▶ _Your objective_
Within these entries, which lines include the string "from"? Copy each one.

--- Data shown ---

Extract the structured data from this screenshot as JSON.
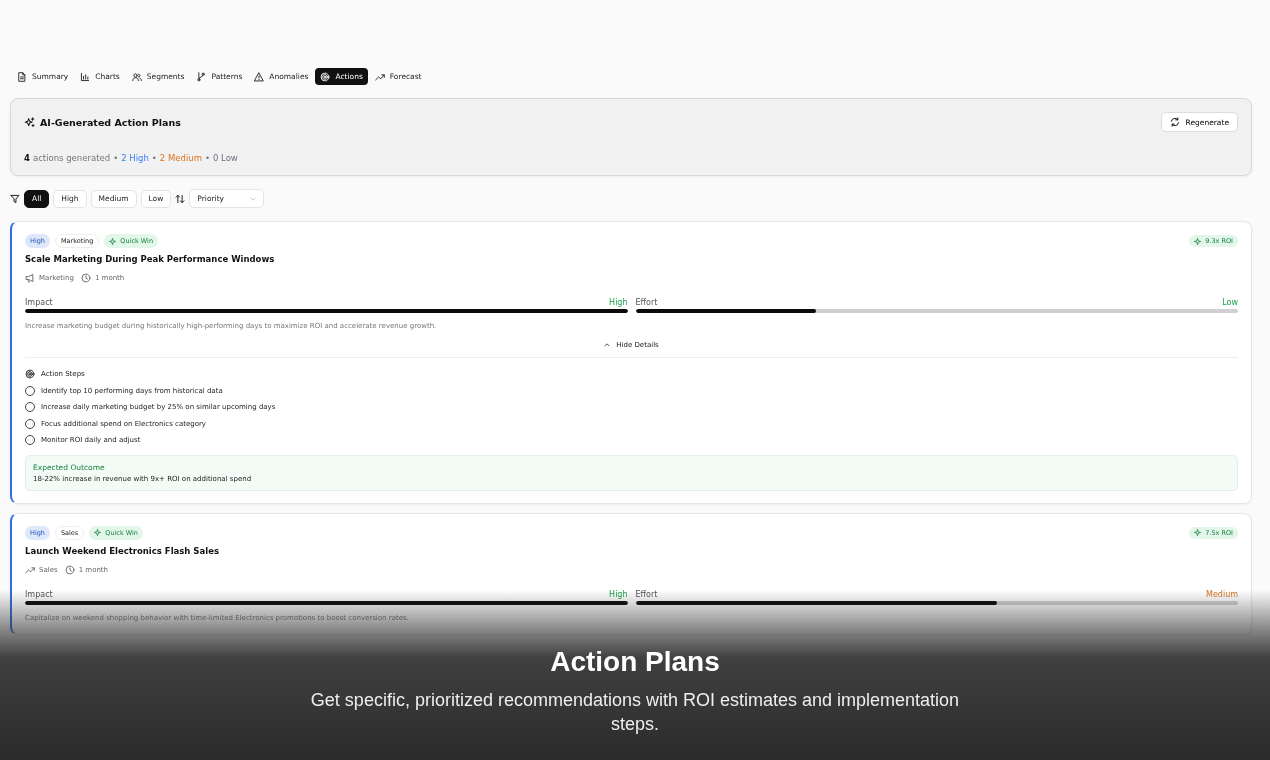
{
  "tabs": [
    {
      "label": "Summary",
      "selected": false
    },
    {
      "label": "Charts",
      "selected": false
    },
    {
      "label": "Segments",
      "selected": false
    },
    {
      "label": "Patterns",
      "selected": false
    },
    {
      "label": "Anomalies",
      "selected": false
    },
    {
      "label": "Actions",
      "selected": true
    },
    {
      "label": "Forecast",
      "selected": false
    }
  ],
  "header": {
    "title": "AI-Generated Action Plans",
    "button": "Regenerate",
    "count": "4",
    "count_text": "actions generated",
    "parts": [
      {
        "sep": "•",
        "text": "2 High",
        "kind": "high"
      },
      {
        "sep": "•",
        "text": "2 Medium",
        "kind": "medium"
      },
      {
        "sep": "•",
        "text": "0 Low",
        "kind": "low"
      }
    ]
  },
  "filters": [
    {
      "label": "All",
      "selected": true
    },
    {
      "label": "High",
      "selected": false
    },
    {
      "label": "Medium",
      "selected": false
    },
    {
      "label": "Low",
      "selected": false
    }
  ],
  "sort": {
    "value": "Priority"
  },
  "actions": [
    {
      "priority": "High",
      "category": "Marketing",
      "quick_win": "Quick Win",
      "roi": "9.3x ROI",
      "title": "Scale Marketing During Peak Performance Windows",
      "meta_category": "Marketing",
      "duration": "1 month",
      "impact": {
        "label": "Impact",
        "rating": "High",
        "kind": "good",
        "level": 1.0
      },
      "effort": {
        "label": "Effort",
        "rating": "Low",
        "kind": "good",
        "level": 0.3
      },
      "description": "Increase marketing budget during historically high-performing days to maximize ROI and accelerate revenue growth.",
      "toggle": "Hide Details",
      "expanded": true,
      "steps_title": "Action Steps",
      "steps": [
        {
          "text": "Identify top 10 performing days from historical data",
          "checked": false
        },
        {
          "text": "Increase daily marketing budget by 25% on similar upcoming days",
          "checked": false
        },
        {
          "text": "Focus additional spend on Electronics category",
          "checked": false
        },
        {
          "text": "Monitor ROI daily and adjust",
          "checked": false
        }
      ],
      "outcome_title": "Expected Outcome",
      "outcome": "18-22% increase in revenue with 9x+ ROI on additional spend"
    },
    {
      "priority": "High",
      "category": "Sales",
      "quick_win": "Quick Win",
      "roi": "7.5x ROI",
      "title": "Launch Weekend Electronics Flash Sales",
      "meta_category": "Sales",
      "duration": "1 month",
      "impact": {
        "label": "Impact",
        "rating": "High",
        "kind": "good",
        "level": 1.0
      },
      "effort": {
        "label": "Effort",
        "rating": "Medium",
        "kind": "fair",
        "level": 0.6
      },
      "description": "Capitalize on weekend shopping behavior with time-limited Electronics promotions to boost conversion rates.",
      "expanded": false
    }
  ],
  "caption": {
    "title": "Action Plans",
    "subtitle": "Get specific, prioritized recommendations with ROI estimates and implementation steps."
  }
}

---

▶ _Result for this task_
Extract the structured data from this screenshot as JSON.
          "text": "Identify top 10 performing days from historical data",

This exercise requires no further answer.